See? I'm not the only one!
Morgan Stanley thinks Russia’s doomed
And now Morgan Stanley is out with a pretty scary forecast, too.
“We downgrade 2015 growth from -1.7%Y to -5.6%Y and revise our 2016 growth from a mild (0.8%Y) recovery to a 2.5%Y recession,” writes Morgan Stanley’s Alina Slyusarchuk.
I think we have some students who do this...
123D Circuits - Design and Test Electric Circuits Online
123D Circuits is a free tool from Autodesk for collaboratively designing electronic circuits online. On 123D Circuits you can design your circuits and test them on the simulator in your browser. You can create circuits from scratch or use and modify templates and other publicly shared projects.
Autodesk recently published a short playlist of videos containing demonstrations of how to use 123D Circuits for various tasks. Short engineering lessons are included in the second half of the videos.
… Click here for seven other resources you can use to teach students about electricity and circuits.
For my International students. (There are even more in the article)
… learning grammar is easier than ever now — with the right apps, of course.
And they are not just for people learning English; they’re also good for those of us who already speak it.
The free app Practice English Grammar from Cleverlize is among the most polished, and is easy to use for improving your grammar skills. It’s available for both iOS and Android and covers the whole gamut of grammatical details from conjunctions through tenses to using the passive voice.

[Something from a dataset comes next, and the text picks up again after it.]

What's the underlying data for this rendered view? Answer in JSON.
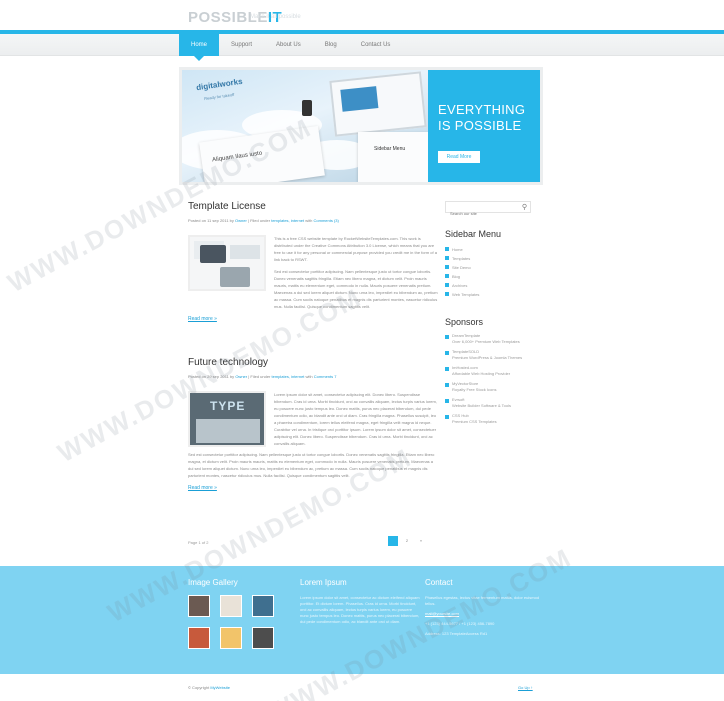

… Another option is the LearnEnglish Grammar app from the British Council.
… This app is free for both iOS and Android, but you must pay for the complete range of content. Packs cover grammatical topics at different levels, from Beginner Pack 1 to Intermediate Pack 2 for more advanced lessons, and each costs $1.

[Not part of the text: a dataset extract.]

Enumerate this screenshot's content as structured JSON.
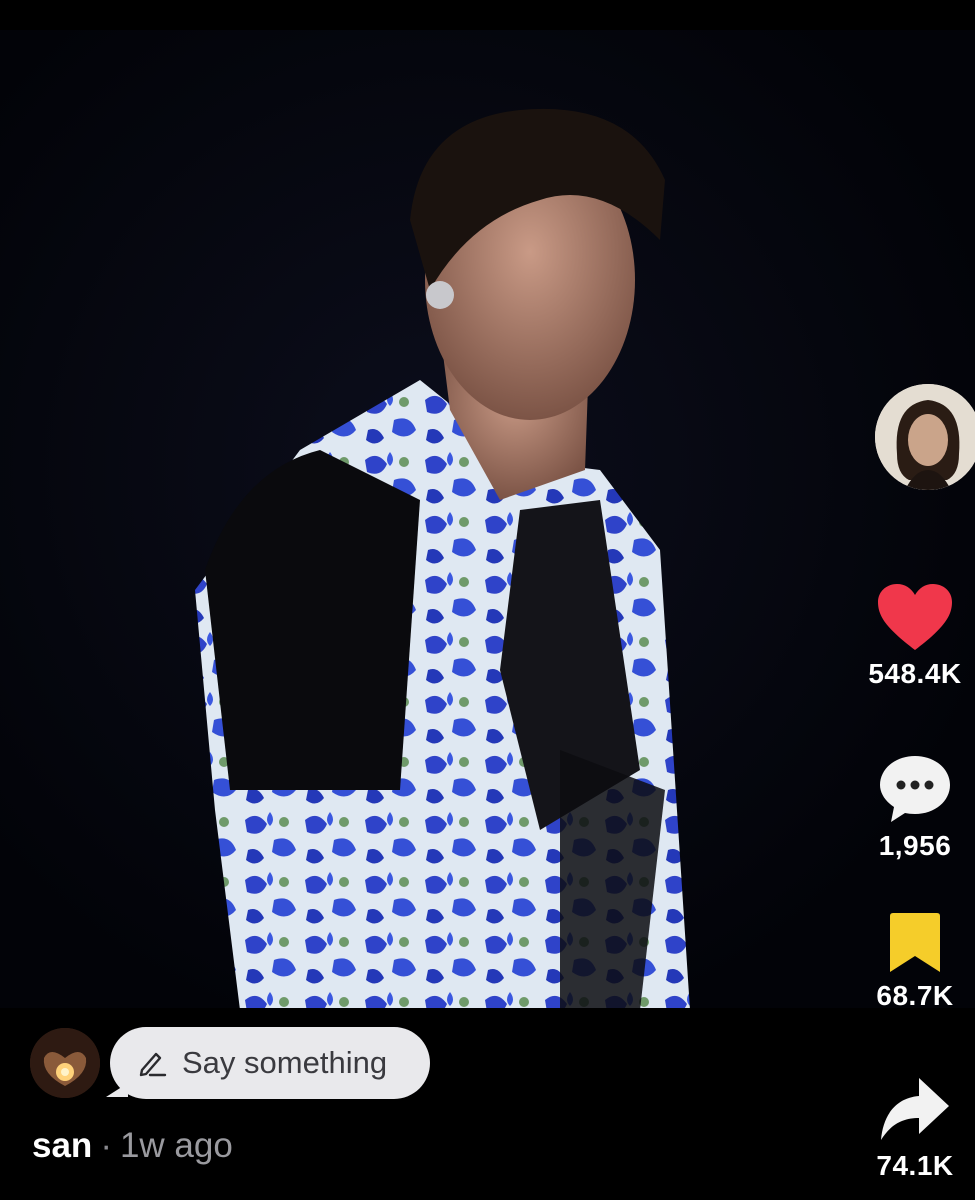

Interestingly, there’s both a British English edition (free on iOS and Android) and an American English one (free on iOS and Android)
… A free alternative to these apps on Android is English Grammar Ultimate from Maxlogic.
Can't find the book you want to read in electronic format? Could my students divide a textbook and merge the electronic versions? Uses Windows 7 or 8, stores images on Amazon. (Article 3)
Kindle Convert Turns Paper Into E-Ink
Amazon has released Kindle Convert, a Windows program which lets you turn printed book into digital books. Currently priced at $19 (but with a list price of $49), Kindle Convert requires you to scan each page of the book you want to convert into the Kindle format. Which will require a lot of time and patience.
While this is likely to put most people off, it’s still good to have this option, especially for those who want to digitize rare or out-of-print books. Unfortunately, Kindle Convert is only available in the U.S. for the time being, though that’s likely to change in the future.
Global Warming! Global Warming! Another prediction they got wrong?
Accelerated Ice Melt Causing Iceland to Rise